About a year ago, I happened upon this statement about the Monitor in the Harvard Business Review – under the charming heading of “do things that don’t interest you”:

“Many things that end up” being meaningful, writes social scientist Joseph Grenny, “have come from conference workshops, articles, or online videos that began as a chore and ended with an insight. My work in Kenya, for example, was heavily influenced by a Christian Science Monitor article I had forced myself to read 10 years earlier. Sometimes, we call things ‘boring’ simply because they lie outside the box we are currently in.”

If you were to come up with a punchline to a joke about the Monitor, that would probably be it. We’re seen as being global, fair, insightful, and perhaps a bit too earnest. We’re the bran muffin of journalism.

But you know what? We change lives. And I’m going to argue that we change lives precisely because we force open that too-small box that most human beings think they live in.

The Monitor is a peculiar little publication that’s hard for the world to figure out. We’re run by a church, but we’re not only for church members and we’re not about converting people. We’re known as being fair even as the world becomes as polarized as at any time since the newspaper’s founding in 1908.

We have a mission beyond circulation, we want to bridge divides. We’re about kicking down the door of thought everywhere and saying, “You are bigger and more capable than you realize. And we can prove it.”

If you’re looking for bran muffin journalism, you can subscribe to the Monitor for $15. You’ll get the Monitor Weekly magazine, the Monitor Daily email, and unlimited access to CSMonitor.com.
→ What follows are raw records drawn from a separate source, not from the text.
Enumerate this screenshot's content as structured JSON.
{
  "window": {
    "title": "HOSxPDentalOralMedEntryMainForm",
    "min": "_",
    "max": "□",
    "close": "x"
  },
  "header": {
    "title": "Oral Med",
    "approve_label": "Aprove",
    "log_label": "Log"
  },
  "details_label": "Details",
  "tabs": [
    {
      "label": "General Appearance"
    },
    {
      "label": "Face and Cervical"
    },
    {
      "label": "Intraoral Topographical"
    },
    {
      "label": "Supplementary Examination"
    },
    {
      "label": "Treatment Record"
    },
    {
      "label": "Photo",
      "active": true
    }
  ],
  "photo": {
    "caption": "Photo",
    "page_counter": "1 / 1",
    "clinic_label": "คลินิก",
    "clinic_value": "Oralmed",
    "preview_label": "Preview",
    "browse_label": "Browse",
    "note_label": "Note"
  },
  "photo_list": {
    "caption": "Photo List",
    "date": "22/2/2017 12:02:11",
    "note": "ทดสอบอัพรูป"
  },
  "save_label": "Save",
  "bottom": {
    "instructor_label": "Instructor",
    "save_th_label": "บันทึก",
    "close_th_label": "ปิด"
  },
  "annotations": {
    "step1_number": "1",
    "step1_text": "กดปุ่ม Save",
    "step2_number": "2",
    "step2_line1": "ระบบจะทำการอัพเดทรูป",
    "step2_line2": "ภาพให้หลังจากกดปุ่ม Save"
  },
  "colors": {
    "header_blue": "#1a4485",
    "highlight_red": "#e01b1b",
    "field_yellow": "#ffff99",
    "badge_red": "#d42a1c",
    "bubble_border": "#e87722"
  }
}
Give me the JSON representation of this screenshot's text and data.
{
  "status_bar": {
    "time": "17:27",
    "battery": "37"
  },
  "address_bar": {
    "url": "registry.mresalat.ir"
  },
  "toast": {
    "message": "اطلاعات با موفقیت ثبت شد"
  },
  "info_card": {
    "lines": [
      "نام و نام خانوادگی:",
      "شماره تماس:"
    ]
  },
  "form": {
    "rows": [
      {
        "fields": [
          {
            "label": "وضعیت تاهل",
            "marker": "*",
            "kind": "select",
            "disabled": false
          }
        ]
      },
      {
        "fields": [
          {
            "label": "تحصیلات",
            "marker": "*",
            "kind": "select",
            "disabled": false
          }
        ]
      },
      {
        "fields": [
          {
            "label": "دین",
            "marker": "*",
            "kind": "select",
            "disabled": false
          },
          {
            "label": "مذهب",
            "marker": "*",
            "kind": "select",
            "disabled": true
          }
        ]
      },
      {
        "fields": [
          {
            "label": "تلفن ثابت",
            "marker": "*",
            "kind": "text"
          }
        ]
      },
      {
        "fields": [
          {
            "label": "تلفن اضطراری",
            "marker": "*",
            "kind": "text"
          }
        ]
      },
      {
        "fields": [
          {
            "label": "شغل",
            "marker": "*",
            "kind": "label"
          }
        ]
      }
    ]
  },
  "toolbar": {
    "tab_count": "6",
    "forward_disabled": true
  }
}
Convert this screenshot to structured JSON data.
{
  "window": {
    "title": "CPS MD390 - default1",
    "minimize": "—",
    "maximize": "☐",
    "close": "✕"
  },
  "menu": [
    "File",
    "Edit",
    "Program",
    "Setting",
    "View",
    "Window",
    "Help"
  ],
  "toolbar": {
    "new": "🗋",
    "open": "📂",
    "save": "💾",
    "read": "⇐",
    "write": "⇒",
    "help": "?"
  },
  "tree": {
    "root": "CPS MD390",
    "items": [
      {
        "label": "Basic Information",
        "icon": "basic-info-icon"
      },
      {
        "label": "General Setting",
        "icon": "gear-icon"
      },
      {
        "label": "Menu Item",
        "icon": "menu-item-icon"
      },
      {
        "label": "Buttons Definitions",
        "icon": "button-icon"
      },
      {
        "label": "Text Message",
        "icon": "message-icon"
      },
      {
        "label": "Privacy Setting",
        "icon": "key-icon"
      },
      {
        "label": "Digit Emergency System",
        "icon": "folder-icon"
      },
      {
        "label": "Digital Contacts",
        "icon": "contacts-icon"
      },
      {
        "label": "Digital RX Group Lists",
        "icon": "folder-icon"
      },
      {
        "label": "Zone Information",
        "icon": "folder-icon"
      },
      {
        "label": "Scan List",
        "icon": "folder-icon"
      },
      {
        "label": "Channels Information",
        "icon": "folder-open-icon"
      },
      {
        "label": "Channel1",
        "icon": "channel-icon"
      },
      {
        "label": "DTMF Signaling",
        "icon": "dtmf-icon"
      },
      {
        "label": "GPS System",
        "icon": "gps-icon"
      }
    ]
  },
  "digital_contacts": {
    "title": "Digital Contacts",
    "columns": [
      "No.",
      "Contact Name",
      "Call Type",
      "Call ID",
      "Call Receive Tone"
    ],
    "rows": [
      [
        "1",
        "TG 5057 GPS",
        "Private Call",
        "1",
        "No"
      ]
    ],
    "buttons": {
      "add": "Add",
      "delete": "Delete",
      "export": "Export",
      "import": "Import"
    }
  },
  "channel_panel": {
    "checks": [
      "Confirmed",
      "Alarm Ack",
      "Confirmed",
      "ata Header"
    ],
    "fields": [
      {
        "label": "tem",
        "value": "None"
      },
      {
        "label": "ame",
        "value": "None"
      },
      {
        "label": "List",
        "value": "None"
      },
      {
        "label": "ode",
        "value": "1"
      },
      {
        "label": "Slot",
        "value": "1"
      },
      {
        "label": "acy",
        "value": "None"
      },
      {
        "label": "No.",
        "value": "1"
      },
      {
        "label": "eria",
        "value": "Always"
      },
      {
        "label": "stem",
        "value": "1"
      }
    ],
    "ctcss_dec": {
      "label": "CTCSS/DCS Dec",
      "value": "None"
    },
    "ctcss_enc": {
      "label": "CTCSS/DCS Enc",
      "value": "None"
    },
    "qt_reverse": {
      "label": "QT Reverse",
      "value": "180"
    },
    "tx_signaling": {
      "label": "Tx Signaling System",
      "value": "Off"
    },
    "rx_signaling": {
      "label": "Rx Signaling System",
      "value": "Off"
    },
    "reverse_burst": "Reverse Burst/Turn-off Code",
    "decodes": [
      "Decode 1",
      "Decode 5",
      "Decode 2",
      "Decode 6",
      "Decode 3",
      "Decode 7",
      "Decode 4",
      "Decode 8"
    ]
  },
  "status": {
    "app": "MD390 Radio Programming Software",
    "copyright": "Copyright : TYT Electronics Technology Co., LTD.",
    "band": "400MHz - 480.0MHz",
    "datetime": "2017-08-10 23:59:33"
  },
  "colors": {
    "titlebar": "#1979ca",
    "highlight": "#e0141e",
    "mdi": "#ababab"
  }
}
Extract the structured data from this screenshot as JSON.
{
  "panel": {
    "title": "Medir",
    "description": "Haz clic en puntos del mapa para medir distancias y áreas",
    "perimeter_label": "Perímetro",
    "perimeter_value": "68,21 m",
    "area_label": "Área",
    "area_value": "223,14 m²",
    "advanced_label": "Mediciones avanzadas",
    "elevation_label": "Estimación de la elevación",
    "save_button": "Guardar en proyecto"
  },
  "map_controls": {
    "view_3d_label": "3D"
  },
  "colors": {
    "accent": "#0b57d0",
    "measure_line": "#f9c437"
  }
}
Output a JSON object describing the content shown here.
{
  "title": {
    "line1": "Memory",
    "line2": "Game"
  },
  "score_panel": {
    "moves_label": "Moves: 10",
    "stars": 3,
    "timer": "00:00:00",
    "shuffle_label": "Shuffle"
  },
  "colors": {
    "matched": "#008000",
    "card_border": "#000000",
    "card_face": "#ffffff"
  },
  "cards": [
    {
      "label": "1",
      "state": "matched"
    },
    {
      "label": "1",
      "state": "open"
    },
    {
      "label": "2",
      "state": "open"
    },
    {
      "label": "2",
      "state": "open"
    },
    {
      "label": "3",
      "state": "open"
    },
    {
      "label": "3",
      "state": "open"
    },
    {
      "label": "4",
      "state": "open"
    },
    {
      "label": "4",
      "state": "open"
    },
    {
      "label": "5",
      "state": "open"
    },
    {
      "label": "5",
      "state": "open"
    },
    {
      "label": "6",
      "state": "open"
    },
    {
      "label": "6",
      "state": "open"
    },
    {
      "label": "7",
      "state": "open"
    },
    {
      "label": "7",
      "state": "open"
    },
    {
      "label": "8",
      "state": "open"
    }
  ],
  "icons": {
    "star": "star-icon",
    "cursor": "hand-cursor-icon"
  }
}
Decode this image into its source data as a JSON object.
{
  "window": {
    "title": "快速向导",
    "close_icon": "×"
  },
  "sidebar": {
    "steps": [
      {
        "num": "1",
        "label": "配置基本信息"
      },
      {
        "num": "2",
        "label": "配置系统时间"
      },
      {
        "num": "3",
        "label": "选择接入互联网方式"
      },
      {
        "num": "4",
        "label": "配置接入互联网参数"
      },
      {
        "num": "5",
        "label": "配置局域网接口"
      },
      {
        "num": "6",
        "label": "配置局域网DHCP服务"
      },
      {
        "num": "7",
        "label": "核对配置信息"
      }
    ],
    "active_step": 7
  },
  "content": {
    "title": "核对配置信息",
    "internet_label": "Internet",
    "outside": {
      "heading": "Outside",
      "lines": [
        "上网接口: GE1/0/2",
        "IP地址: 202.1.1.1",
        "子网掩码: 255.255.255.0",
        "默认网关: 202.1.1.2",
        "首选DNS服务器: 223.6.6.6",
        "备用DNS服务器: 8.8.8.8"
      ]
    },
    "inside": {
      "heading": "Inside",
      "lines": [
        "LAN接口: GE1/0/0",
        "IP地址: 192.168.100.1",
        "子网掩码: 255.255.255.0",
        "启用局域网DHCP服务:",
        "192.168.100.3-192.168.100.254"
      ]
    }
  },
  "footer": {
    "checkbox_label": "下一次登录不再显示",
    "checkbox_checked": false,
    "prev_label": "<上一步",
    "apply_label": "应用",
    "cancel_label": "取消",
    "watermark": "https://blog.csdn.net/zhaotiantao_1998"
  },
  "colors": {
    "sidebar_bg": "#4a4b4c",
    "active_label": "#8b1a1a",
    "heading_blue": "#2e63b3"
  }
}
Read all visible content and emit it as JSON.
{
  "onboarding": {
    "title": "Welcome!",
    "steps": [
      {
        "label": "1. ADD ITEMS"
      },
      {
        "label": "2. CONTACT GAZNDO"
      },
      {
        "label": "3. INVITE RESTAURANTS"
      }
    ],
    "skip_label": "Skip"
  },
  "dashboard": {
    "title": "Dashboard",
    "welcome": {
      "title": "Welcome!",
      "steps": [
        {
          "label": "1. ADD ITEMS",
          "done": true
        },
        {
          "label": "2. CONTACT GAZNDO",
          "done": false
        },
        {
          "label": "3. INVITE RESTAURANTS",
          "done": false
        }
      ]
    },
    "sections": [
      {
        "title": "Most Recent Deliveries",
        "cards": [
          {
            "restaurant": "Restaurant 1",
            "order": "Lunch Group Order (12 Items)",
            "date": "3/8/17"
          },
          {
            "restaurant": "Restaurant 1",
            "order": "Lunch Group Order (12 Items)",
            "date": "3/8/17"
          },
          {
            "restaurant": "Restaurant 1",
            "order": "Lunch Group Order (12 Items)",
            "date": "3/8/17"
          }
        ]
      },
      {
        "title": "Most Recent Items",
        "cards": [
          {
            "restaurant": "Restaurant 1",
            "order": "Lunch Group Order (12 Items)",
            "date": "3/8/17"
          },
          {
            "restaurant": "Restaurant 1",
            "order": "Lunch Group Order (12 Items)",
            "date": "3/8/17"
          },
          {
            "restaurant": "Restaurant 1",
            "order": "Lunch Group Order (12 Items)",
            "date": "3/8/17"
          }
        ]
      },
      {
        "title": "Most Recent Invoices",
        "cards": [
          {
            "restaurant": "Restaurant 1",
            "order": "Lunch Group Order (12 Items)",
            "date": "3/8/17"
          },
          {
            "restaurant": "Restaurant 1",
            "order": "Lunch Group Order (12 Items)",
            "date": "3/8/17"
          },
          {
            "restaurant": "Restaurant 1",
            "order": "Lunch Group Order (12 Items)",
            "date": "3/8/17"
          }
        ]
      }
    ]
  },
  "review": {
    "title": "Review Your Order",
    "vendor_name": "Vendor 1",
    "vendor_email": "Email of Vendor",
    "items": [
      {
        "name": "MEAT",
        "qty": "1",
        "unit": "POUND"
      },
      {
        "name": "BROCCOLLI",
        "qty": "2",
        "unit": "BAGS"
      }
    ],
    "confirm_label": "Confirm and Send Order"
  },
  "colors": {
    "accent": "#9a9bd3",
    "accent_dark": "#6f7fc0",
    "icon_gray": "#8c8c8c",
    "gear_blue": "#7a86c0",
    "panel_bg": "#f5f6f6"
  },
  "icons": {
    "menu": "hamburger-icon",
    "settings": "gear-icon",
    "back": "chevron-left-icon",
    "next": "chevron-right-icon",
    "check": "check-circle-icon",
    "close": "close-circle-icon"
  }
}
QR Code to With reusable plastic bag, Malaysian shoppers encouraged to limit waste
Read this article in
https://www.csmonitor.com/World/Asia-Pacific/2018/0403/With-reusable-plastic-bag-Malaysian-shoppers-encouraged-to-limit-waste
QR Code to Subscription page
Start your subscription today
https://www.csmonitor.com/subscribe